Should you become seriously ill at work, you’re covered with a few months sick pay but you have no income after your sick pay ends and as the main household earner, everyone is relying on you. It’s particularly worrying if you have children and a family to support financially, so what if there was a type of insurance that covers you for these unpredictable moments?
Income protection insurance covers you if you can’t work and earn an income due to a serious illness or injury. It allows you to rest easy knowing that if something did go wrong, you should be covered financially for the foreseeable future; whether that’s until you return to work, or until you retire.
Income protection insurance is a favoured form of protection because you can claim as many times as you need, regardless of whether you have received payments before.
However, once you make a claim, you will not receive the payments straight away. Payments usually follow a period of sick pay from your employer and generally, you set them to begin after the sick pay ends. The longer you wait for the payments, the lower your monthly premiums will be.
How Much Does Income Protection Insurance Cost?
Personal insurance is extremely subjective and will vary from person to person and insurer to insurer. Generally, there are a few influential factors that can influence the price you pay. For instance, if you’re a bit older, you may pay a bit more each month because the chances of someone older falling ill or injured is seen to be more common than someone younger.
Your job can be hugely influential on the price of your premiums. If you work in a dangerous environment (eg as a roofer or scaffolder), or somewhere you are likely to be exposed to illness (e.g. a hospital) then it’s likely you’ll pay more for your income protection insurance.
Smoking is not only bad for your health, but it’s bad for your insurance premiums. Most types of health-related insurance will see those who smoke as more of a risk and in the case of income protection insurance, you will be seen as someone who is more prone to illness.

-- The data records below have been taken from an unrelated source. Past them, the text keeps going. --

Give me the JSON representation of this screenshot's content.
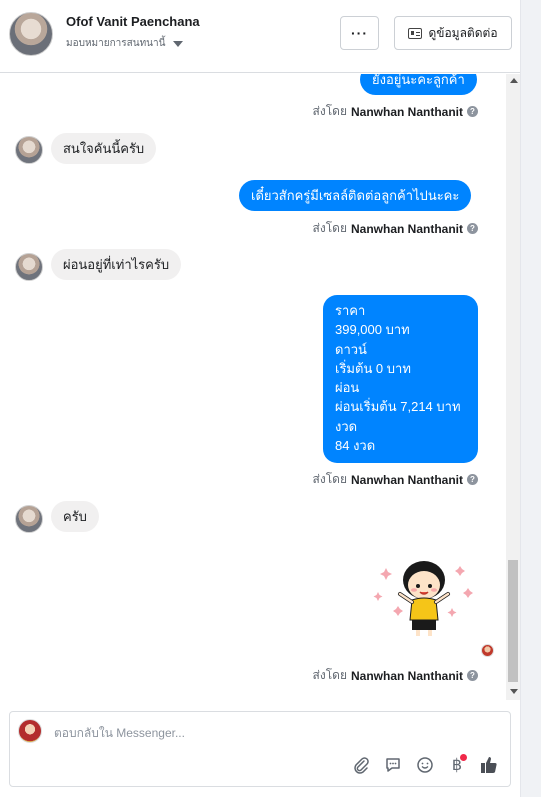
{
  "header": {
    "name": "Ofof Vanit Paenchana",
    "assign_label": "มอบหมายการสนทนานี้",
    "more_label": "···",
    "contact_label": "ดูข้อมูลติดต่อ"
  },
  "messages": {
    "m1_text": "ยังอยู่นะคะลูกค้า",
    "sent_prefix": "ส่งโดย",
    "sender": "Nanwhan Nanthanit",
    "in1_text": "สนใจคันนี้ครับ",
    "m2_text": "เดี๋ยวสักครู่มีเซลล์ติดต่อลูกค้าไปนะคะ",
    "in2_text": "ผ่อนอยู่ที่เท่าไรครับ",
    "m3_text": "ราคา\n399,000 บาท\nดาวน์\nเริ่มต้น 0 บาท\nผ่อน\nผ่อนเริ่มต้น 7,214 บาท\nงวด\n84 งวด",
    "in3_text": "ครับ"
  },
  "composer": {
    "placeholder": "ตอบกลับใน Messenger..."
  },
  "icons": {
    "attach": "paperclip-icon",
    "saved_reply": "speech-bubble-icon",
    "emoji": "smiley-icon",
    "payment": "baht-icon",
    "like": "thumbs-up-icon"
  },
  "colors": {
    "outgoing_bubble": "#0084ff",
    "incoming_bubble": "#f1f0f0",
    "notification_dot": "#f02849"
  }
}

There are a few policy-related factors that can also influence the price of your premiums, such as the percentage of your income you’d like to cover, the waiting period before your policy pays out and the types of injury and illness the policy covers.
In terms of the payout, income protection insurance usually pays out a percentage of your earnings, with 50% – 70% of your income being the most common amount.
What’s The Difference Between Income Protection Insurance and Critical Illness Cover?
On the face of it, both income protection insurance and critical illness cover seem very similar, but there are some distinct differences that may sway you towards one or the other:
Income protection pays out payments in the same way you would receive your monthly salary from work, whereas critical illness cover pays out one big lump sum in the event of a claim.
When you make claim with income protection cover, you can make as many claims as needed, whereas with critical illness cover, if you claim, you receive your payment and then the policy is terminated.
With income protection cover there is an agreed waiting period before you start receiving the payments (usually, deferral periods are around 13-26 weeks), whereas with critical illness cover, you get the lump sum payout a lot quicker.
Do You Need Income Protection Insurance?
According to the Association of British Insurers (ABI), 6.6m households would see their income fall by more than half if the principal earner left work. In the event of falling ill or injured, income protection insurance can allow you to maintain the lifestyle you led when you were healthy and earning an income. In addition, not all companies will issue sick pay, or you may be self-employed, so in its absence, income protection can be a real lifesaver.